Minister of Conservation Eugenie Sage opened the conference on Wednesday.

"Congratulations to the National Wetlands Trust on a successful event promoting the importance of wetlands.

"After a sorry history of wetlands loss in Hawke's Bay, I am pleased that several local initiatives are now under way to restore wetlands."

Sage also acknowledged many Hawke's Bay farmers creating wetlands on their own land.

Over time, the Department of Conservation added many thousands of hectares to the conservation estate along with having a number of programmes in place.

Chairman of the National Wetland Trust, Tony Roxburgh, said the theme of the symposium "living wetlands in living landscapes" recognised that wetlands could be solutions to challenges such as water quality and water conservation.

"They can make a substantial contribution to solving human impacts, by conserving and restoring wetlands and even replicating wetland systems."

Hawke's Bay Regional Council chairman Rex Graham welcomed the attendees to Hawke's Bay and thanked them for their passion and vision in the work that was being done.


"Wetlands are definitely on the agenda for Hawke's Bay with Pekapeka as a star wetland. Whakaki is the next project which we want to be as good as Pekapeka and we are working on it with the local trust and Nga Rahui Whenua," he said.

On Thursday, guest speaker Australian ecologist Matt Herring shared his thoughts on working with farmers and other corporations to restore wetlands on private land.

His presentation focused on the work rice farmers in the Murray-Darling Basin are doing to manage their flooding and cropping around the breeding cycle of Australasian bitterns, birds that also have habitats in Hawke's Bay wetlands.

His presentation included similar conservation initiatives that have proved successful in different farming systems in Sweden and California.

"There can be an over-simplified management approach to protecting nature, which takes humans out of the picture."

He said farm dams can easily be transformed into wetlands and provide healthier and more diverse habitats which attract a greater range of birds, plants, fish and insects.

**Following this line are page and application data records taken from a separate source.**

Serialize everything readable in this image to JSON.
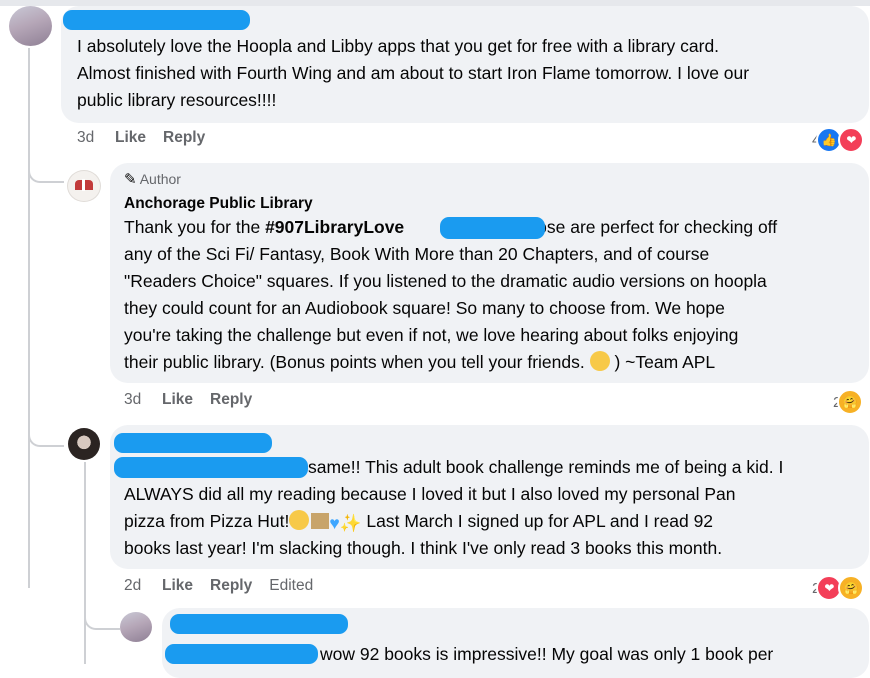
{
  "comment1": {
    "body_lines": [
      "I absolutely love the Hoopla and Libby apps that you get for free with a library card.",
      "Almost finished with Fourth Wing and am about to start Iron Flame tomorrow. I love our",
      "public library resources!!!!"
    ],
    "time": "3d",
    "like": "Like",
    "reply": "Reply",
    "reaction_count": "4"
  },
  "reply1": {
    "author_tag": "Author",
    "name": "Anchorage Public Library",
    "line1_pre": "Thank you for the ",
    "line1_hash": "#907LibraryLove",
    "line1_post": " Those are perfect for checking off",
    "lines": [
      "any of the Sci Fi/ Fantasy, Book With More than 20 Chapters, and of course",
      "\"Readers Choice\" squares. If you listened to the dramatic audio versions on hoopla",
      "they could count for an Audiobook square! So many to choose from. We hope",
      "you're taking the challenge but even if not, we love hearing about folks enjoying"
    ],
    "last_pre": "their public library. (Bonus points when you tell your friends. ",
    "last_post": " ) ~Team APL",
    "time": "3d",
    "like": "Like",
    "reply": "Reply",
    "reaction_count": "2"
  },
  "reply2": {
    "line1_post": "same!! This adult book challenge reminds me of being a kid. I",
    "line2": "ALWAYS did all my reading because I loved it but I also loved my personal Pan",
    "line3_pre": "pizza from Pizza Hut!",
    "line3_post": " Last March I signed up for APL and I read 92",
    "line4": "books last year! I'm slacking though. I think I've only read 3 books this month.",
    "time": "2d",
    "like": "Like",
    "reply": "Reply",
    "edited": "Edited",
    "reaction_count": "2"
  },
  "reply3": {
    "line1_post": "wow 92 books is impressive!! My goal was only 1 book per"
  },
  "colors": {
    "accent": "#1877f2",
    "redaction": "#1a9bf0",
    "bubble": "#f0f2f5",
    "muted": "#65676b"
  }
}
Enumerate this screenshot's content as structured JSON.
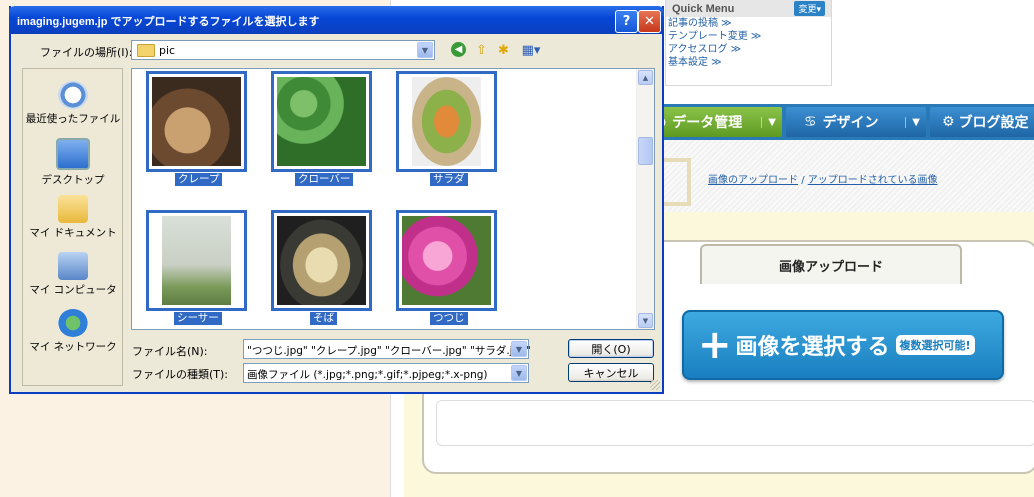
{
  "background_page": {
    "quick_menu": {
      "title": "Quick Menu",
      "change_button": "変更▾",
      "links": [
        "記事の投稿 ≫",
        "テンプレート変更 ≫",
        "アクセスログ ≫",
        "基本設定 ≫"
      ]
    },
    "nav": {
      "data_mgmt": "データ管理",
      "design": "デザイン",
      "blog_settings": "ブログ設定"
    },
    "breadcrumb": {
      "upload": "画像のアップロード",
      "separator": "/",
      "uploaded": "アップロードされている画像"
    },
    "upload_tab": "画像アップロード",
    "select_button": {
      "plus": "+",
      "label": "画像を選択する",
      "badge": "複数選択可能!"
    }
  },
  "dialog": {
    "title": "imaging.jugem.jp でアップロードするファイルを選択します",
    "help_button": "?",
    "close_button": "✕",
    "look_in_label": "ファイルの場所(I):",
    "look_in_value": "pic",
    "places": [
      {
        "label": "最近使ったファイル",
        "icon": "recent-documents-icon"
      },
      {
        "label": "デスクトップ",
        "icon": "desktop-icon"
      },
      {
        "label": "マイ ドキュメント",
        "icon": "my-documents-icon"
      },
      {
        "label": "マイ コンピュータ",
        "icon": "my-computer-icon"
      },
      {
        "label": "マイ ネットワーク",
        "icon": "my-network-icon"
      }
    ],
    "files": [
      {
        "name": "クレープ",
        "selected": true
      },
      {
        "name": "クローバー",
        "selected": true
      },
      {
        "name": "サラダ",
        "selected": true
      },
      {
        "name": "シーサー",
        "selected": true
      },
      {
        "name": "そば",
        "selected": true
      },
      {
        "name": "つつじ",
        "selected": true
      }
    ],
    "file_name_label": "ファイル名(N):",
    "file_name_value": "\"つつじ.jpg\" \"クレープ.jpg\" \"クローバー.jpg\" \"サラダ.jpg\"",
    "file_type_label": "ファイルの種類(T):",
    "file_type_value": "画像ファイル (*.jpg;*.png;*.gif;*.pjpeg;*.x-png)",
    "open_button": "開く(O)",
    "cancel_button": "キャンセル"
  },
  "colors": {
    "titlebar": "#0a4bd6",
    "selection": "#316ac5",
    "nav_blue": "#2a7ab8",
    "nav_green": "#6aa52c"
  }
}
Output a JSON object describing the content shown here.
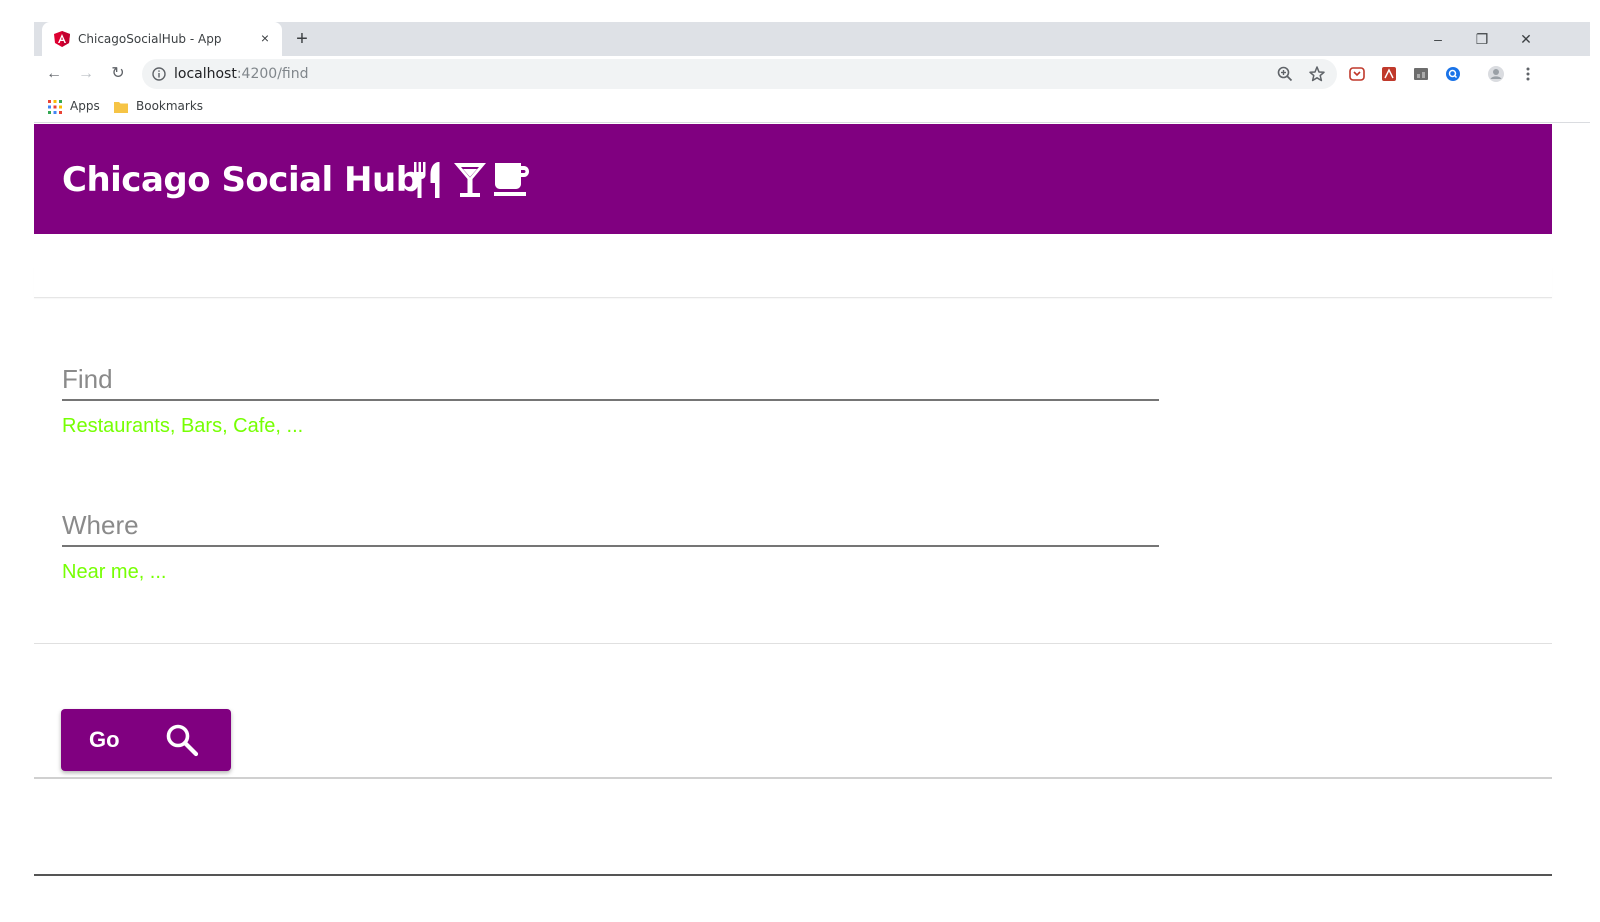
{
  "browser": {
    "tab_title": "ChicagoSocialHub - App",
    "tab_close": "×",
    "new_tab": "+",
    "url_host": "localhost",
    "url_path": ":4200/find",
    "window_controls": {
      "minimize": "–",
      "restore": "❐",
      "close": "✕"
    },
    "nav": {
      "back": "←",
      "forward": "→",
      "reload": "↻"
    },
    "bookmarks": {
      "apps": "Apps",
      "bookmarks": "Bookmarks"
    }
  },
  "header": {
    "title": "Chicago Social Hub",
    "icons": [
      "restaurant-icon",
      "bar-icon",
      "cafe-icon"
    ],
    "background": "#800080"
  },
  "form": {
    "find": {
      "placeholder": "Find",
      "value": "",
      "hint": "Restaurants, Bars, Cafe, ..."
    },
    "where": {
      "placeholder": "Where",
      "value": "",
      "hint": "Near me, ..."
    }
  },
  "go_button": {
    "label": "Go",
    "icon": "search-icon"
  },
  "colors": {
    "accent": "#800080",
    "hint": "#76ff03"
  }
}
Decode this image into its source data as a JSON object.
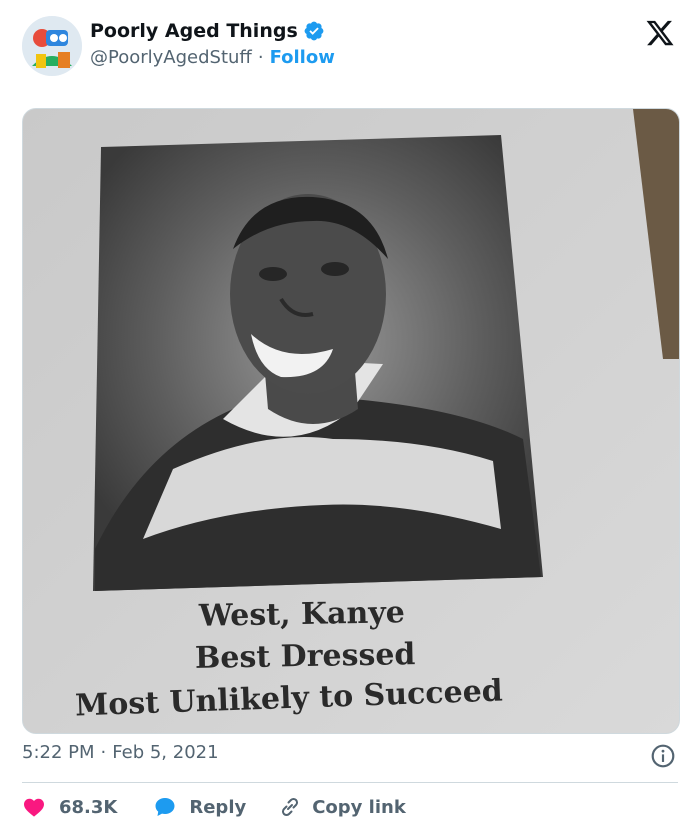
{
  "author": {
    "display_name": "Poorly Aged Things",
    "handle": "@PoorlyAgedStuff",
    "follow_label": "Follow",
    "separator": "·",
    "verified": true
  },
  "media": {
    "caption": [
      "West, Kanye",
      "Best Dressed",
      "Most Unlikely to Succeed"
    ]
  },
  "meta": {
    "time": "5:22 PM",
    "separator": "·",
    "date": "Feb 5, 2021"
  },
  "actions": {
    "like_count": "68.3K",
    "reply_label": "Reply",
    "copy_link_label": "Copy link"
  },
  "icons": {
    "brand": "x-logo-icon",
    "verified": "verified-badge-icon",
    "info": "info-icon",
    "like": "heart-icon",
    "reply": "reply-bubble-icon",
    "copy": "link-icon"
  },
  "colors": {
    "accent": "#1d9bf0",
    "like": "#f91880",
    "muted": "#536471",
    "text": "#0f1419"
  }
}
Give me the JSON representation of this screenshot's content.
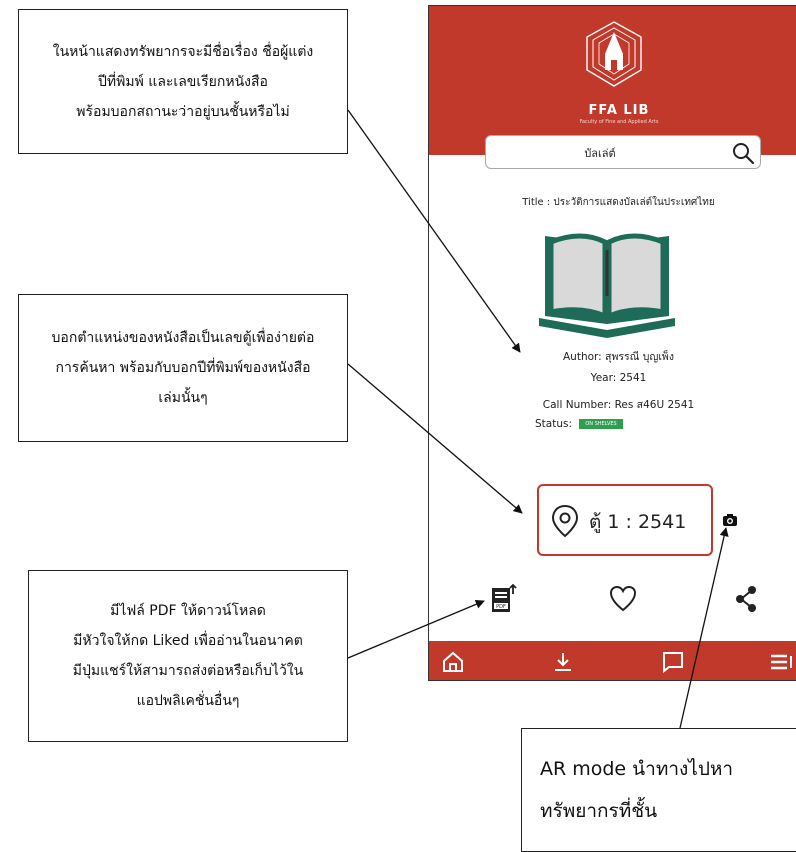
{
  "annotations": {
    "info_note": [
      "ในหน้าแสดงทรัพยากรจะมีชื่อเรื่อง ชื่อผู้แต่ง",
      "ปีที่พิมพ์ และเลขเรียกหนังสือ",
      "พร้อมบอกสถานะว่าอยู่บนชั้นหรือไม่"
    ],
    "location_note": [
      "บอกตำแหน่งของหนังสือเป็นเลขตู้เพื่อง่ายต่อ",
      "การค้นหา พร้อมกับบอกปีที่พิมพ์ของหนังสือ",
      "เล่มนั้นๆ"
    ],
    "actions_note": [
      "มีไฟล์ PDF ให้ดาวน์โหลด",
      "มีหัวใจให้กด Liked เพื่ออ่านในอนาคต",
      "มีปุ่มแชร์ให้สามารถส่งต่อหรือเก็บไว้ใน",
      "แอปพลิเคชั่นอื่นๆ"
    ],
    "ar_note": [
      "AR mode นำทางไปหา",
      "ทรัพยากรที่ชั้น"
    ]
  },
  "app": {
    "brand": "FFA LIB",
    "brand_sub": "Faculty of Fine and Applied Arts",
    "accent_color": "#c0392b",
    "search": {
      "value": "บัลเล่ต์",
      "icon": "search-icon"
    },
    "book": {
      "title": "Title : ประวัติการแสดงบัลเล่ต์ในประเทศไทย",
      "author": "Author: สุพรรณี บุญเพ็ง",
      "year": "Year: 2541",
      "call_number": "Call Number: Res ส46U 2541",
      "status_label": "Status:",
      "status_badge": "ON SHELVES",
      "status_color": "#2e9e4f"
    },
    "location": {
      "text": "ตู้ 1 : 2541",
      "icon": "location-pin-icon"
    },
    "ar_button_icon": "camera-icon",
    "actions": [
      "pdf-download-icon",
      "heart-icon",
      "share-icon"
    ],
    "bottom_nav": [
      "home-icon",
      "download-icon",
      "chat-icon",
      "menu-icon"
    ]
  }
}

Wetlands that are constructed from scratch can soon function as well as a natural wetland.

"Consumers may pay an extra 10 cents a kilo for rice, but that equates to $1000 per hectare for rice farmers, which helps many of them fund their bittern conservation work."